Who among us hasn’t sat in a salon chair and thought (as the hair stylist spun us around to see all angles): Oh F#$*!! Who among us hasn’t sat in the car and cried. No, wept, over a disastrous hair color, hair style or highlight. If you’re like, Huh, that’s totally never happened to me, then we give you a medal and also side eyes, because we don’t believe you.
Last weekend Jody, in a commendable effort to get a sexy new do, ended up with stripy highlights. She reported to me (and I haven’t seen it yet) that she looked like Kelly Clarkson, who is pretty but definitely has rocked the striped hair. It was so bad, Jody said, she would have to go get it fixed. I can relate. Once, an incompetent stylist put foils in my hair haphazardly, causing them to slip as they were processing leaving me with what can only be described as leopard spots. And because this was back when I was too meek to march back there and demand some help, I lived with it until it grew out. I have a long sad history with hair disasters starting with that rite of passage Sun-In and I’m sure I’m not out of the woods yet.
So, how do you avoid a hair disaster? We did a little research and talked to some hair stylists. And here are their pointers for never crying over your hair again.
- Find a picture. You’ve heard this before. But it’s worth repeating. This is especially important if you are trying something very different. Keep in mind that you’ll want to be sure that the picture (of the celebrity for example) has a similar hair type. It’s not going to work if you have super fine hair and you’re going for.
- Talk to your stylist before they get started. Ask them if they think you can pull of the look you are going for. Tell them a bit about your lifestyle. In my case, I can’t go so short that it can’t go into a ponytail on occasion. I need it off my neck when it’s hot. If the reality is that it’s rarely going to get styled once you leave the salon (maybe you have a new baby or you simply don’t have the time) tell them that too. You don’t need a high maintenance hairstyle if that’s not you.

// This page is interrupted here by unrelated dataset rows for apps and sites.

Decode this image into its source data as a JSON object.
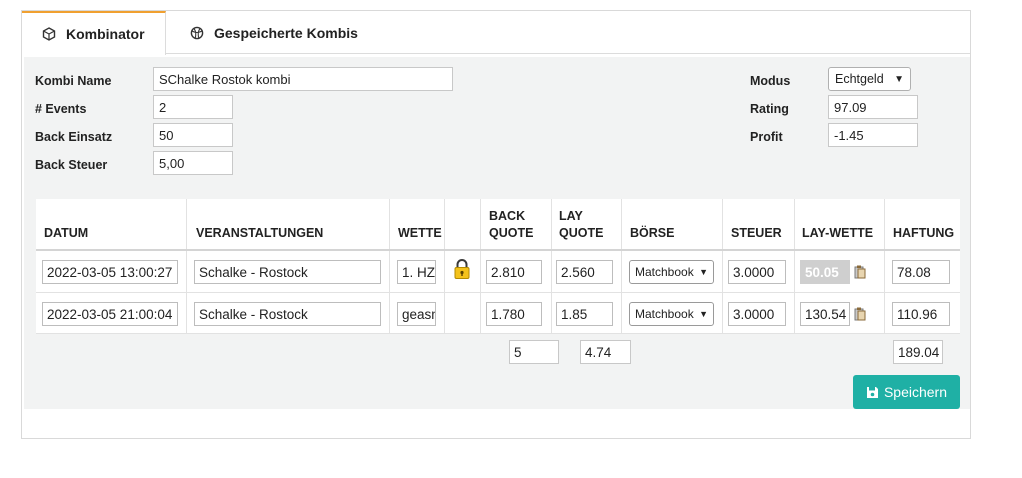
{
  "tabs": [
    {
      "label": "Kombinator",
      "icon": "cube-icon",
      "active": true
    },
    {
      "label": "Gespeicherte Kombis",
      "icon": "basketball-icon",
      "active": false
    }
  ],
  "form": {
    "kombi_name_label": "Kombi Name",
    "kombi_name_value": "SChalke Rostok kombi",
    "events_label": "# Events",
    "events_value": "2",
    "back_einsatz_label": "Back Einsatz",
    "back_einsatz_value": "50",
    "back_steuer_label": "Back Steuer",
    "back_steuer_value": "5,00",
    "modus_label": "Modus",
    "modus_value": "Echtgeld",
    "rating_label": "Rating",
    "rating_value": "97.09",
    "profit_label": "Profit",
    "profit_value": "-1.45"
  },
  "table": {
    "headers": {
      "datum": "DATUM",
      "veranstaltungen": "VERANSTALTUNGEN",
      "wette": "WETTE",
      "back_quote_1": "BACK",
      "back_quote_2": "QUOTE",
      "lay_quote_1": "LAY",
      "lay_quote_2": "QUOTE",
      "boerse": "BÖRSE",
      "steuer": "STEUER",
      "lay_wette": "LAY-WETTE",
      "haftung": "HAFTUNG"
    },
    "rows": [
      {
        "datum": "2022-03-05 13:00:27",
        "veranstaltung": "Schalke - Rostock",
        "wette": "1. HZ",
        "locked": true,
        "back_quote": "2.810",
        "lay_quote": "2.560",
        "boerse": "Matchbook",
        "steuer": "3.0000",
        "lay_wette": "50.05",
        "haftung": "78.08"
      },
      {
        "datum": "2022-03-05 21:00:04",
        "veranstaltung": "Schalke - Rostock",
        "wette": "geasn",
        "locked": false,
        "back_quote": "1.780",
        "lay_quote": "1.85",
        "boerse": "Matchbook",
        "steuer": "3.0000",
        "lay_wette": "130.54",
        "haftung": "110.96"
      }
    ],
    "totals": {
      "back_quote": "5",
      "lay_quote": "4.74",
      "haftung": "189.04"
    }
  },
  "save_button": {
    "label": "Speichern",
    "icon": "floppy-disk-icon"
  },
  "colors": {
    "accent": "#1fb0a5",
    "tab_active": "#f0a030",
    "panel_bg": "#f2f3f3"
  }
}
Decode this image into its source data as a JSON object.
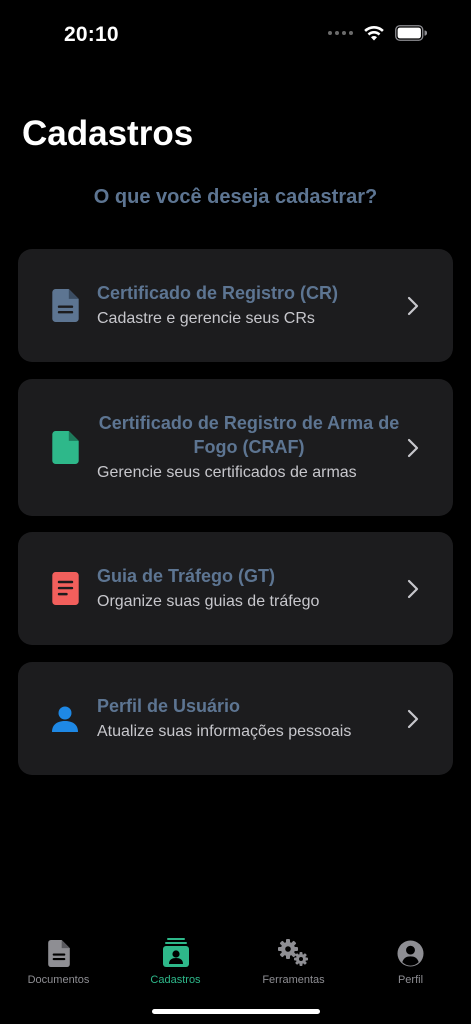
{
  "status": {
    "time": "20:10"
  },
  "page": {
    "title": "Cadastros",
    "subtitle": "O que você deseja cadastrar?"
  },
  "cards": [
    {
      "title": "Certificado de Registro (CR)",
      "description": "Cadastre e gerencie seus CRs",
      "icon": "document-icon",
      "color": "#5d7592"
    },
    {
      "title": "Certificado de Registro de Arma de Fogo (CRAF)",
      "description": "Gerencie seus certificados de armas",
      "icon": "file-icon",
      "color": "#2eb88a"
    },
    {
      "title": "Guia de Tráfego (GT)",
      "description": "Organize suas guias de tráfego",
      "icon": "list-document-icon",
      "color": "#f25f5c"
    },
    {
      "title": "Perfil de Usuário",
      "description": "Atualize suas informações pessoais",
      "icon": "user-icon",
      "color": "#1e88e5"
    }
  ],
  "tabs": [
    {
      "label": "Documentos",
      "icon": "document-icon",
      "active": false
    },
    {
      "label": "Cadastros",
      "icon": "contacts-stack-icon",
      "active": true
    },
    {
      "label": "Ferramentas",
      "icon": "gears-icon",
      "active": false
    },
    {
      "label": "Perfil",
      "icon": "user-circle-icon",
      "active": false
    }
  ],
  "colors": {
    "background": "#000000",
    "card": "#1c1c1e",
    "accent": "#2eb88a",
    "title_text": "#5d7592",
    "inactive_tab": "#8e8e93"
  }
}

- If you are coloring, be sure to set expectations. Do you want a dramatic look with bright, noticeable highlights, or are you looking for something more subtle. Again, think about your lifestyle. If getting back to the salon every 4-6 weeks is out of the question, then you probably want something more subtle. Also if this is the first time you are coloring your hair, you may want to ease into it and go more dramatic later. Like most things, it’s easier to add than take away.
- If halfway through the hair cut, you start freaking out, speak up. There may not be much they can do, but if you’re not liking how something is starting to look, as it’s happening, say so. Same goes for the styling afterwards. How many times have you left the salon and gone home to wash it out and style it yourself? That defeats the purpose. If they are over-styling and you’re going to walk out of there looking like Barbie, tell them you’d prefer to skip the beauty queen blow-out
- Be specific about what you don’t like. Let’s say it’s all over and you hate it. Like it’s all you can do to hold it together. Speak up. Hair stylists are nice people and they don’t want you to leave unhappy. If you’re not sure, maybe ask if you can come back if you can’t get used to it. If you know you don’t like what you see in the mirror, don’t leave without a follow-up appointment. It’s rare for a stylist to charge for a follow-up “fix it” appointment.
There you have it. We expect none of you will ever have a hair disaster again. And if you do, you’ll at least share pictures.